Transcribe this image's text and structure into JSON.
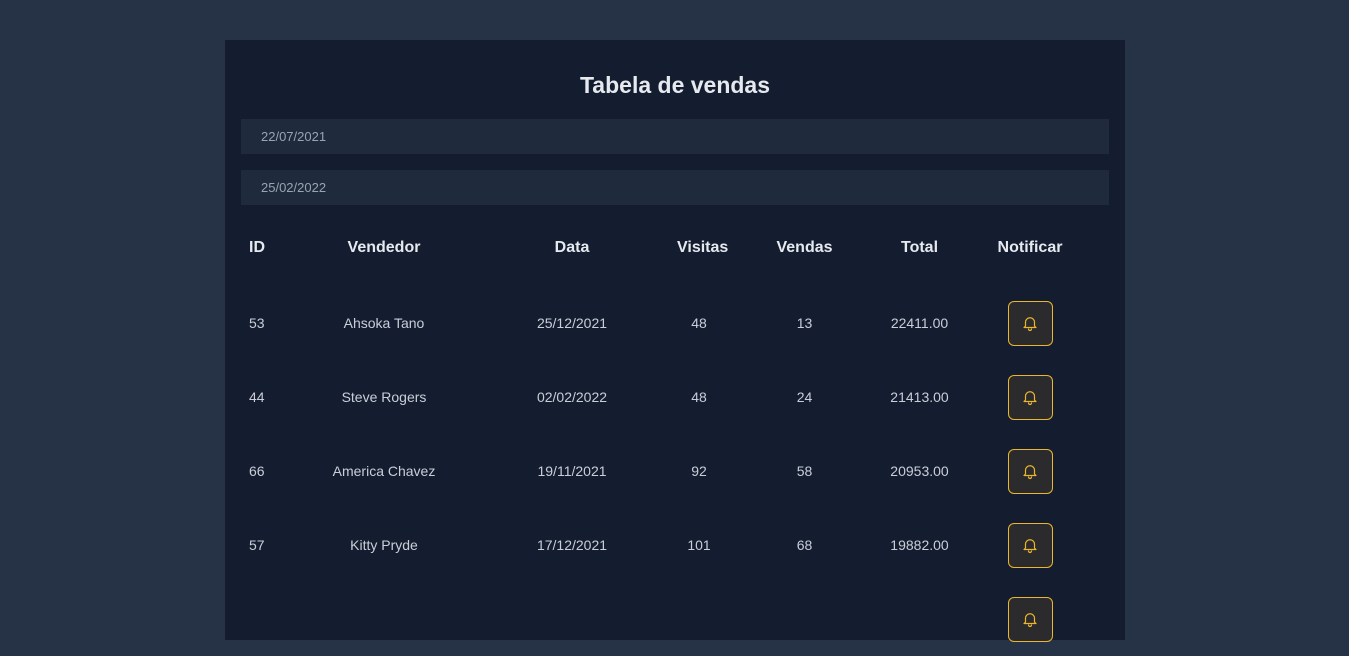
{
  "page": {
    "title": "Tabela de vendas"
  },
  "filters": {
    "min_date": "22/07/2021",
    "max_date": "25/02/2022"
  },
  "table": {
    "headers": [
      "ID",
      "Vendedor",
      "Data",
      "Visitas",
      "Vendas",
      "Total",
      "Notificar"
    ],
    "rows": [
      {
        "id": "53",
        "seller": "Ahsoka Tano",
        "date": "25/12/2021",
        "visits": "48",
        "sales": "13",
        "total": "22411.00",
        "notify_icon": "bell-icon"
      },
      {
        "id": "44",
        "seller": "Steve Rogers",
        "date": "02/02/2022",
        "visits": "48",
        "sales": "24",
        "total": "21413.00",
        "notify_icon": "bell-icon"
      },
      {
        "id": "66",
        "seller": "America Chavez",
        "date": "19/11/2021",
        "visits": "92",
        "sales": "58",
        "total": "20953.00",
        "notify_icon": "bell-icon"
      },
      {
        "id": "57",
        "seller": "Kitty Pryde",
        "date": "17/12/2021",
        "visits": "101",
        "sales": "68",
        "total": "19882.00",
        "notify_icon": "bell-icon"
      },
      {
        "id": "",
        "seller": "",
        "date": "",
        "visits": "",
        "sales": "",
        "total": "",
        "notify_icon": "bell-icon"
      }
    ]
  },
  "colors": {
    "page_background": "#263246",
    "card_background": "#141d2f",
    "input_background": "#1f2a3c",
    "accent": "#ecb62a"
  }
}
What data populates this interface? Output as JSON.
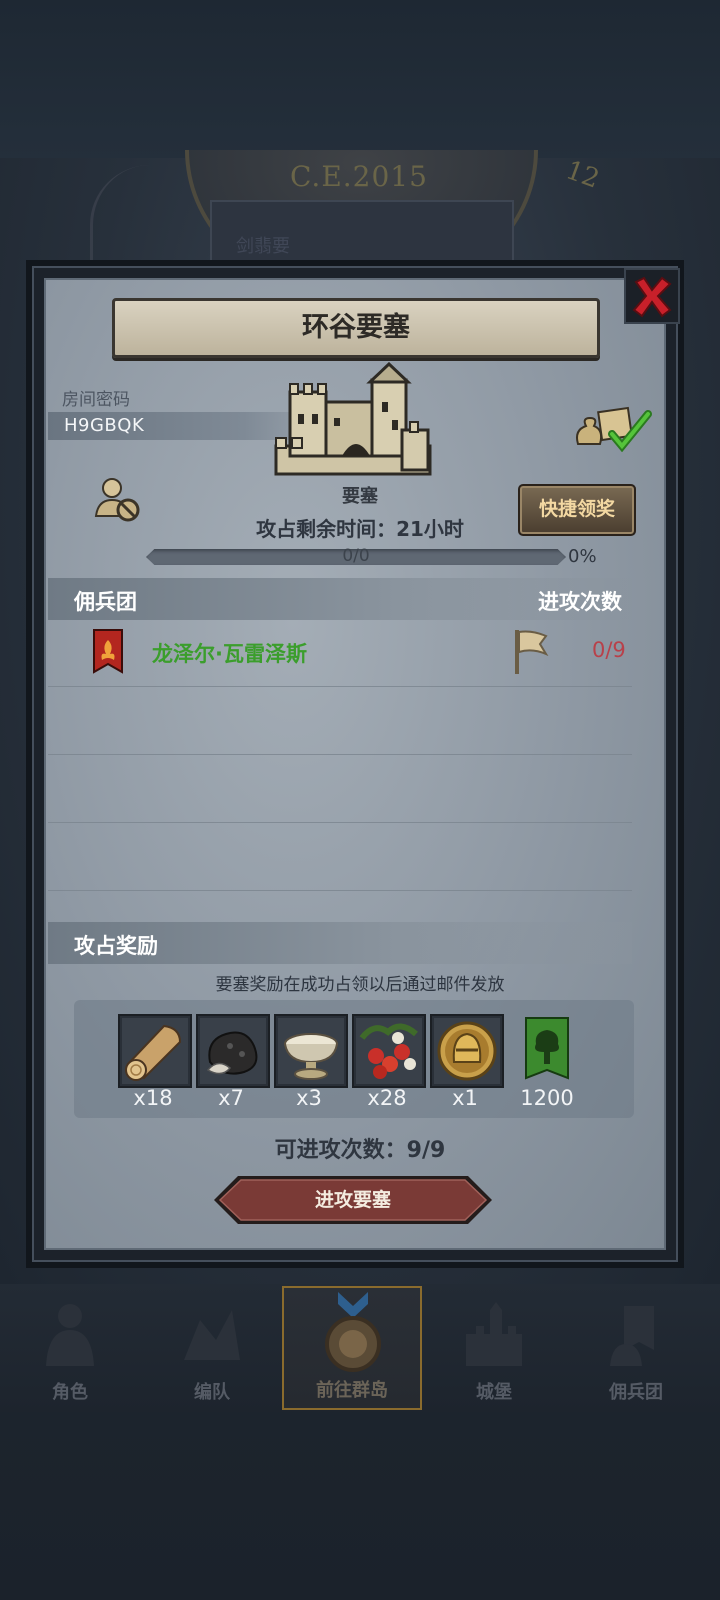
{
  "background": {
    "year": "C.E.2015",
    "clock_number": "12",
    "plaque_text": "剑翡要"
  },
  "dialog": {
    "title": "环谷要塞",
    "room_code_label": "房间密码",
    "room_code": "H9GBQK",
    "fortress_label": "要塞",
    "capture_time": "攻占剩余时间：21小时",
    "quick_claim_label": "快捷领奖",
    "progress": {
      "text": "0/0",
      "percent_label": "0%",
      "value": 0
    },
    "mercenary_header": "佣兵团",
    "attack_count_header": "进攻次数",
    "mercenaries": [
      {
        "name": "龙泽尔·瓦雷泽斯",
        "attacks": "0/9"
      }
    ],
    "rewards_header": "攻占奖励",
    "rewards_note": "要塞奖励在成功占领以后通过邮件发放",
    "rewards": [
      {
        "icon": "wood-log-icon",
        "qty": "x18"
      },
      {
        "icon": "truffle-icon",
        "qty": "x7"
      },
      {
        "icon": "silver-bowl-icon",
        "qty": "x3"
      },
      {
        "icon": "berries-icon",
        "qty": "x28"
      },
      {
        "icon": "knight-helmet-coin-icon",
        "qty": "x1"
      },
      {
        "icon": "guild-tree-banner-icon",
        "qty": "1200"
      }
    ],
    "attacks_remaining": "可进攻次数：9/9",
    "attack_button": "进攻要塞"
  },
  "nav": {
    "items": [
      {
        "label": "角色"
      },
      {
        "label": "编队"
      },
      {
        "label": "前往群岛"
      },
      {
        "label": "城堡"
      },
      {
        "label": "佣兵团"
      }
    ]
  },
  "colors": {
    "merc_name": "#3b9e2c",
    "attack_count": "#b8414a",
    "quick_claim_text": "#f3d8a2",
    "attack_button": "#7a3a36"
  }
}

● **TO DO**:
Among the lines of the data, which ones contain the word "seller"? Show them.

● **WRITTEN REPLY**:
        "seller": "Ahsoka Tano",
        "seller": "Steve Rogers",
        "seller": "America Chavez",
        "seller": "Kitty Pryde",
        "seller": "",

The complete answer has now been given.